(Website and app data records)
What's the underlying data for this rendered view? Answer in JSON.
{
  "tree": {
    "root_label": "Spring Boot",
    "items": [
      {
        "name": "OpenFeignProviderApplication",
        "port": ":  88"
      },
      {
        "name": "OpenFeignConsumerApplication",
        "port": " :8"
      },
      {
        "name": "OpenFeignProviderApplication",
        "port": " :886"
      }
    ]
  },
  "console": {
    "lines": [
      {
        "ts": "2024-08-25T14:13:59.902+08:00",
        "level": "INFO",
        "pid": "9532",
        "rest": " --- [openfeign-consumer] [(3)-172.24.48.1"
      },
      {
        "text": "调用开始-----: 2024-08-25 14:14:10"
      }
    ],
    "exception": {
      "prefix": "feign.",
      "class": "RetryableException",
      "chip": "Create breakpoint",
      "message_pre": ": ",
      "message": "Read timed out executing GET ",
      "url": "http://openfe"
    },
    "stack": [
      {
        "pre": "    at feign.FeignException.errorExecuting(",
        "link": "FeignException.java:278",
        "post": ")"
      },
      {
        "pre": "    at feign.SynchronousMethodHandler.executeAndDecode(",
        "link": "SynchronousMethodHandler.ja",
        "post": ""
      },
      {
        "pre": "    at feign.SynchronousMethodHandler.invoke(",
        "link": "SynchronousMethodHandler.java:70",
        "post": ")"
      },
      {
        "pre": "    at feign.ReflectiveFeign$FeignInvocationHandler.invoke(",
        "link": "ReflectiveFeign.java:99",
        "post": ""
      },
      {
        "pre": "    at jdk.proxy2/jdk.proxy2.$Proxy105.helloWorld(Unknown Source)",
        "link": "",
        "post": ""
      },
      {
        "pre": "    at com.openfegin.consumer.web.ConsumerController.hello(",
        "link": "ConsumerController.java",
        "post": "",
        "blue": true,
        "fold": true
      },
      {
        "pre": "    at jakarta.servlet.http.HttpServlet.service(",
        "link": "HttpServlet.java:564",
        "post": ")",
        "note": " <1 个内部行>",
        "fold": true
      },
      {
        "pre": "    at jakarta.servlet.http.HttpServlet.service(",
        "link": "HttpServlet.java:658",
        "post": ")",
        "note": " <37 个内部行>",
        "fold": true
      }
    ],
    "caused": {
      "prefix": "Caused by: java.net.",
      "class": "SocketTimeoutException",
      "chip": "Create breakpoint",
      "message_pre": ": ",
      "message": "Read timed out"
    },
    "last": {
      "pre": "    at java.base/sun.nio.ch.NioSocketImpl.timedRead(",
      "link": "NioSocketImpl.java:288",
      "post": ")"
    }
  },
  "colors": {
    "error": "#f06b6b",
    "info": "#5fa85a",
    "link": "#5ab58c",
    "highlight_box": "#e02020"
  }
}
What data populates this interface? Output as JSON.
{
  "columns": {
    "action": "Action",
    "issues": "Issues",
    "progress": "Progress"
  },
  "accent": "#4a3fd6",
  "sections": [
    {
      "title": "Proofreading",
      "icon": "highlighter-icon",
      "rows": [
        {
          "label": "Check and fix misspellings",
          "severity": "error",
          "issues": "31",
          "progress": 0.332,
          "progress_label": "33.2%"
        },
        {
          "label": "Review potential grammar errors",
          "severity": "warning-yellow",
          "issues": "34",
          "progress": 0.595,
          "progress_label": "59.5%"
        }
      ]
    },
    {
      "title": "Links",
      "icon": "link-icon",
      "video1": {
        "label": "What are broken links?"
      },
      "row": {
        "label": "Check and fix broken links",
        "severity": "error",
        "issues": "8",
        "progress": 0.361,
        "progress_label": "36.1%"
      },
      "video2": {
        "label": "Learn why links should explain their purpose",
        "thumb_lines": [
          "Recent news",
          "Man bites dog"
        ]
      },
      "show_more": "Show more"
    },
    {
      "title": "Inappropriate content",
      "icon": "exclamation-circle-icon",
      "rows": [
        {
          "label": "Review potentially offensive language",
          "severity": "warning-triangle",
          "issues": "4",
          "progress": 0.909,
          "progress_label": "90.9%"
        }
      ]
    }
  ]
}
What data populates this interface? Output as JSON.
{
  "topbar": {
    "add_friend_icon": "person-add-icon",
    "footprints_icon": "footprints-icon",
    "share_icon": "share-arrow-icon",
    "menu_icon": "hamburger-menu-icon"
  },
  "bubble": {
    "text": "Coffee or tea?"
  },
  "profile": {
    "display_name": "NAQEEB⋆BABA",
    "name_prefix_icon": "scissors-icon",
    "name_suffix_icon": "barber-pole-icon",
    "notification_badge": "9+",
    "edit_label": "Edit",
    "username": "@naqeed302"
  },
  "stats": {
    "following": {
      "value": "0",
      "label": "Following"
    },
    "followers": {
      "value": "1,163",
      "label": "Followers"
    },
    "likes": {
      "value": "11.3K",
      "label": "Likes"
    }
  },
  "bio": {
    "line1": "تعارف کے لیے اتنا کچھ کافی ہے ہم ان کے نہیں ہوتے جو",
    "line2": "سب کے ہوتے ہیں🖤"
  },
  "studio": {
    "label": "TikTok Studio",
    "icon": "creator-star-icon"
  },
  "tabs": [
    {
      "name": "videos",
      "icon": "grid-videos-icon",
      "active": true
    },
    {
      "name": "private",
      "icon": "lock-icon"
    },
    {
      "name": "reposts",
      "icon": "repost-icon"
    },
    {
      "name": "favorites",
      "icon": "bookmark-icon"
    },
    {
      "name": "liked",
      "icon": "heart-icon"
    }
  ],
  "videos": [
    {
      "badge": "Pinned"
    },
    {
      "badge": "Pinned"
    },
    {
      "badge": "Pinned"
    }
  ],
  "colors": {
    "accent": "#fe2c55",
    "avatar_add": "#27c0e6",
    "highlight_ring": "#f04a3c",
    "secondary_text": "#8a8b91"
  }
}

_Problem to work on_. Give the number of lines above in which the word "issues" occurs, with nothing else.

_Answer to the exercise_. 5